____ PROVIDED ENTRIES

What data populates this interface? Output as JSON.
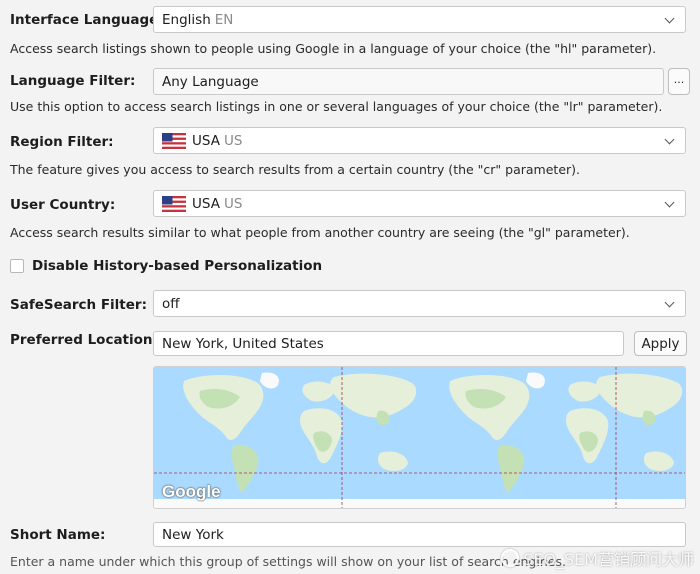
{
  "interface_language": {
    "label": "Interface Language:",
    "value": "English",
    "code": "EN",
    "description": "Access search listings shown to people using Google in a language of your choice (the \"hl\" parameter)."
  },
  "language_filter": {
    "label": "Language Filter:",
    "value": "Any Language",
    "more_button": "...",
    "description": "Use this option to access search listings in one or several languages of your choice (the \"lr\" parameter)."
  },
  "region_filter": {
    "label": "Region Filter:",
    "flag_icon": "us-flag-icon",
    "value": "USA",
    "code": "US",
    "description": "The feature gives you access to search results from a certain country (the \"cr\" parameter)."
  },
  "user_country": {
    "label": "User Country:",
    "flag_icon": "us-flag-icon",
    "value": "USA",
    "code": "US",
    "description": "Access search results similar to what people from another country are seeing (the \"gl\" parameter)."
  },
  "history_personalization": {
    "label": "Disable History-based Personalization",
    "checked": false
  },
  "safesearch": {
    "label": "SafeSearch Filter:",
    "value": "off"
  },
  "preferred_location": {
    "label": "Preferred Location:",
    "value": "New York, United States",
    "apply_button": "Apply",
    "map_logo": "Google"
  },
  "short_name": {
    "label": "Short Name:",
    "value": "New York",
    "description": "Enter a name under which this group of settings will show on your list of search engines."
  },
  "watermark": "SEO_SEM营销顾问大师",
  "colors": {
    "ocean": "#aadaff",
    "land": "#e6efd9",
    "forest": "#c3e1b4",
    "ice": "#fafafa",
    "border_line": "#a03a46"
  }
}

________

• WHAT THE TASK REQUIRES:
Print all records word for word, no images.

• SOLVED PROBLEM:
What data populates this interface? Output as JSON.
{
  "interface_language": {
    "label": "Interface Language:",
    "value": "English",
    "code": "EN",
    "description": "Access search listings shown to people using Google in a language of your choice (the \"hl\" parameter)."
  },
  "language_filter": {
    "label": "Language Filter:",
    "value": "Any Language",
    "more_button": "...",
    "description": "Use this option to access search listings in one or several languages of your choice (the \"lr\" parameter)."
  },
  "region_filter": {
    "label": "Region Filter:",
    "flag_icon": "us-flag-icon",
    "value": "USA",
    "code": "US",
    "description": "The feature gives you access to search results from a certain country (the \"cr\" parameter)."
  },
  "user_country": {
    "label": "User Country:",
    "flag_icon": "us-flag-icon",
    "value": "USA",
    "code": "US",
    "description": "Access search results similar to what people from another country are seeing (the \"gl\" parameter)."
  },
  "history_personalization": {
    "label": "Disable History-based Personalization",
    "checked": false
  },
  "safesearch": {
    "label": "SafeSearch Filter:",
    "value": "off"
  },
  "preferred_location": {
    "label": "Preferred Location:",
    "value": "New York, United States",
    "apply_button": "Apply",
    "map_logo": "Google"
  },
  "short_name": {
    "label": "Short Name:",
    "value": "New York",
    "description": "Enter a name under which this group of settings will show on your list of search engines."
  },
  "watermark": "SEO_SEM营销顾问大师",
  "colors": {
    "ocean": "#aadaff",
    "land": "#e6efd9",
    "forest": "#c3e1b4",
    "ice": "#fafafa",
    "border_line": "#a03a46"
  }
}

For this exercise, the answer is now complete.